An Astonishing 79% of Women Scientists Encounter Negative Experiences During Polar Field Work

An Astonishing 79% of Women Scientists Encounter Negative Experiences During Polar Field Work

A recent study published in PLOS Climate examined the experiences of women working in polar environments. Fieldwork in the Arctic and Antarctica is crucial for addressing the challenges of climate change, and women play a significant role in this research. However, the survey revealed that women often face negative experiences during polar fieldwork.

The survey, conducted from September to November 2023, received over 300 responses from women around the world. The respondents, ranging in age from 18 to 70+, represented diverse ethnicities, life experiences, and career stages. Alarmingly, 79% of the women reported negative experiences during their fieldwork in the polar regions. These experiences were primarily driven by difficult team dynamics, lack of accountability for bullying or harassment, communication challenges, and sexism.

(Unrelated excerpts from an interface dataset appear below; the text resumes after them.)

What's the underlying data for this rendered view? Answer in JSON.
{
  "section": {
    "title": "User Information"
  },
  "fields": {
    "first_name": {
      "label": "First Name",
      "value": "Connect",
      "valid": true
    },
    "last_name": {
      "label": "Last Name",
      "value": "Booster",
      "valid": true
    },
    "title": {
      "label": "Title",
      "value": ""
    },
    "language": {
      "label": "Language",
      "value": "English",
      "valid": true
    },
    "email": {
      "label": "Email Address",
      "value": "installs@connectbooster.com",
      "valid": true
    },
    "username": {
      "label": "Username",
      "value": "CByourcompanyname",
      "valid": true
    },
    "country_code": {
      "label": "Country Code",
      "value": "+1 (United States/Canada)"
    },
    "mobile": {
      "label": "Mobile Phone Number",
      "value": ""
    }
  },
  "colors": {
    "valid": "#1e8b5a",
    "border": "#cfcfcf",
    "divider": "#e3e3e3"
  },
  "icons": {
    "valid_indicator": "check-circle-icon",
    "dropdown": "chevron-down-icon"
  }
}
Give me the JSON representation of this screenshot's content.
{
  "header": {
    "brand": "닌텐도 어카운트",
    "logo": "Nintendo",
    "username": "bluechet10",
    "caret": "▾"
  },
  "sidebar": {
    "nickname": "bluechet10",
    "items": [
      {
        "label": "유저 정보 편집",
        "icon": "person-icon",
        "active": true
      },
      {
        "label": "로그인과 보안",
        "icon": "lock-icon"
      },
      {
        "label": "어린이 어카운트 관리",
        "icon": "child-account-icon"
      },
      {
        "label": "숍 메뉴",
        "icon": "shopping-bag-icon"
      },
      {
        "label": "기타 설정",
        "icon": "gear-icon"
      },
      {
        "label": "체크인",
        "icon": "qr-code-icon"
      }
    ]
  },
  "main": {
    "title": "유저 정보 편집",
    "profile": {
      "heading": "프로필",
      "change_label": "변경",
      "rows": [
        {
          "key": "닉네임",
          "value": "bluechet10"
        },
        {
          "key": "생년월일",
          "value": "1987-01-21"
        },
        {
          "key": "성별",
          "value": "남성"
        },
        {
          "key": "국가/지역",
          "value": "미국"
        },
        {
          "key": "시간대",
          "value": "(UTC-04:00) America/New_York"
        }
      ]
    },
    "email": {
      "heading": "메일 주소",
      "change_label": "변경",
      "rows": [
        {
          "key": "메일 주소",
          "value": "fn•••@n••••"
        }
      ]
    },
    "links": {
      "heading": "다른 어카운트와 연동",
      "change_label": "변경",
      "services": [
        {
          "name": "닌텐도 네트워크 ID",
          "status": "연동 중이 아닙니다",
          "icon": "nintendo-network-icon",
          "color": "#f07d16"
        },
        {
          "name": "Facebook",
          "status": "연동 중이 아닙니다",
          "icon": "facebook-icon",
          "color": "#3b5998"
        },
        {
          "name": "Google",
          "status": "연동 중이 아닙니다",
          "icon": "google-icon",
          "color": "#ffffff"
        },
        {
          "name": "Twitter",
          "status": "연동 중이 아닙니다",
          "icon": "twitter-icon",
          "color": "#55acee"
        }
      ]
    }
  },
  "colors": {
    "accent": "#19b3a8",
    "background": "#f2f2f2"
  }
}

Some respondents reported reprehensible conditions, including sexual harassment, psychosocial harm, violence, racism, and homophobia. Additionally, only a third of the women reported having access to personal space during fieldwork, which can be particularly challenging when coupled with bullying or harassment.

One of the most pervasive negative experiences reported was problematic field team dynamics. Women often feel unable to speak up due to concerns about confidentiality and lack of reliable reporting structures. Cultural issues also prevent women from speaking out, as they fear being seen as “problematic” and having their opportunities limited. Even when harassment is reported, there is often a lack of accountability and consequences for the wrongdoer.

Sexism was another prevalent negative experience reported by the surveyed women. While progress has been made in diversifying polar research, male dominance still persists. Women often face an inequity of gender roles, being assigned more cooking and cleaning responsibilities and limited to lab-based roles. They also experience underestimation of their physical strength and face biases that hinder their opportunities for advancement.

Women also struggle with managing menstruation during fieldwork due to lack of privacy, weather conditions, and limited toilet breaks. This issue prevents some women from participating in fieldwork altogether.

The study highlighted the need for clear codes of conduct and harassment reporting structures in polar fieldwork expeditions. Institutions must provide mandatory training on team dynamics and equity, diversity, and inclusion, particularly for leaders. Creating proactive, flexible, and empathetic environments where women can advocate for themselves and others is crucial.

Despite the negative experiences, most women expressed a desire to continue their work in polar research. Women bring unique perspectives and skills to scientific tasks and should never be viewed as weak due to their gender. It is essential to support and empower women in polar fieldwork to ensure their safety and contribute to a more inclusive and diverse scientific community.